Testing, and Checking Status.
After the test type, HP1, is entered, the Measure > Step Analysis (F6) screen can be used to
setup the measurement:

22-29
Test Descriptions Model TR-8 Instruction Manual
Analog Measurement Test Types

The "Select Measurement Module" selects the HP-1 module that is connected to the "From (-)
Point" as the module which both sources and senses the measurement result. For high-voltage
measurements, the interlock is checked on the measurement module as well as the module
connected to the "From (-) Point" and the "To (+) Point". Measurement module selection
allows the option of connecting separate fixtures to separate HP-1 modules within the same
test controller.
HP-1 Continuity Testing
A continuity test is used to ensure that the cable is wired correctly. This test is performed
using the CONTinuity test type. To use the Model HP-1 with the CONTinuity test type, the
range of points specified in the `From (-) Point' and `To (+) Point' columns will be from 1951
to 1998. The ` From (-) Point' must be 1951 or higher and the ` To (+) Point' must be 1998 or
lower. The system measures continuity using a 12VDC maximum stimulus, with maximum
current of 6mA.
Normally you should specify a measurement range of 10mA, which is the default. With the
10mA measurement range, the System tests for opens and shorts using a default threshold of
approximately 1k. There is some hysteresis (about 10%) in the measurement to prevent false
failures. In the editor menu, Measure > Step Analysis (F6) > Setup > Set Thresholds, you can
select from measurement ranges of:
Default Test Threshold Measurement Range
1k 10mA
20k 1mA
200k 100A
2M 10A
Low-Voltage CONT Ranges

HP-1 High-Voltage Testing


High-voltage testing ensures that the assembly does not have any high resistance shorts, or
specifically shorts caused by the application of up to 500VDC to each circuit.

22-30
Model TR-8 Instruction Manual Test Descriptions
Analog Measurement Test Types

Programming for a high-voltage test is just like programming a CONTinuity test, except the
test type is HIPOT. The other screens appear the same. The ` From (-) Point' must be 1951 or
higher and the ` To (+) Point' must be 1998 or lower.

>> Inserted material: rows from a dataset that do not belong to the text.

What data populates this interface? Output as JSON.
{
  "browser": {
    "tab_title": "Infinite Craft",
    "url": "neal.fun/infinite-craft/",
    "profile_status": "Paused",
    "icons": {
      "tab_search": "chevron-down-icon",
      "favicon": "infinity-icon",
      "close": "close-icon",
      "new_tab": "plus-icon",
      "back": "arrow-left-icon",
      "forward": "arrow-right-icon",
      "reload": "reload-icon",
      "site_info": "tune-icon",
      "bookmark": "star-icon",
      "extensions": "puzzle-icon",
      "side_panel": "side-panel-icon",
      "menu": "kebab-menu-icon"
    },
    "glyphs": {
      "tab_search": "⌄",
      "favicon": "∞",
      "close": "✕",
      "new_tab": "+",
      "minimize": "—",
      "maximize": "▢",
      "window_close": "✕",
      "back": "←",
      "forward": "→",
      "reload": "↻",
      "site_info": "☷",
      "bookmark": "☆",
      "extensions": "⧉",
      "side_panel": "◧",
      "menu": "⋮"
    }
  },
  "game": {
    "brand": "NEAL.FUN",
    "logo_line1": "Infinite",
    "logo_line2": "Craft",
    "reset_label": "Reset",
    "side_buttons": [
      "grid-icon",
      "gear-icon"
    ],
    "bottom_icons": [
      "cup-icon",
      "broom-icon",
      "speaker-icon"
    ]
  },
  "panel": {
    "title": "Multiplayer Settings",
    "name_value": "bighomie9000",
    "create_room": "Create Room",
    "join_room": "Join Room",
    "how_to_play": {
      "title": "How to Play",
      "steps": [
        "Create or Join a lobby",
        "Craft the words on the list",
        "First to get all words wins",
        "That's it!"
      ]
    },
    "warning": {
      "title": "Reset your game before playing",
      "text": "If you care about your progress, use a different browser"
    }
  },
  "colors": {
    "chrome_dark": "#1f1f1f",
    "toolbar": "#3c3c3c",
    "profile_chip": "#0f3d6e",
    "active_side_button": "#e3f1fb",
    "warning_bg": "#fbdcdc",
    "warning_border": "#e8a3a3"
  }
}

The default measurement range is 1mA,
which provides a threshold of approximately 1M. In the editor menu, Measure > Step
Analysis (F6) > Setup > Set Thresholds, you can select from measurement ranges of:
Default Test Threshold Measurement Range
100k 10mA
1M 1mA
10M 100A
100M 10A
High-Voltage CONT Ranges

Following are the parameters for the HIPOT test-type:


Parameter Description
Test Type HIPOT
Title Description (typically not used, or 'HiPot Shorts')
Range Normally 0. If 1, instructs the System to ignore inactive pins during continuity
testing optimizations.
From (-) Point Lowest test point number of test, must be 1951 or higher
To (+) Point Highest test point number of test, must be 1998 or lower
Low Limit Not used
High Limit Not used

HP-1 Resistance Testing


In some cases, you may wish to make an individual measurement between two points. To do
so, use the HP1 test-type. You have the choice of measuring resistance using low-voltage or
high-voltage.
Low-voltage measurements are made at approximately 12 volts (with 2 k source impedance)
into an open circuit. High-voltage measurements are made at approximately up to 500 volts
(with 64 k source impedance or up to 250 volts maximum with 32k source impedance on
HP-1 boards marked "40-250").
Remember that the safety switch must be closed (pin 50 connected to pin 49) in order to make
high-voltage measurements.
Following are the parameters for the HP1 test-type for resistance:

22-31
Test Descriptions Model TR-8 Instruction Manual
Analog Measurement Test Types

Parameters Description
Test Title HP1
Title Description of measurement (for example, Lo/Hi Ohms)
Range Maximum
Value Source Voltage Minimum Maximum
Current (Vdc) R Usable R

1 6mA 12 0 10k
2 1mA 12 10k 118k
3 100A 12 118k 1.2M
4 10A 12 1.2M 12M

9 8mA 500 0k 436k


10 1mA 500 436k 4.936M
11 100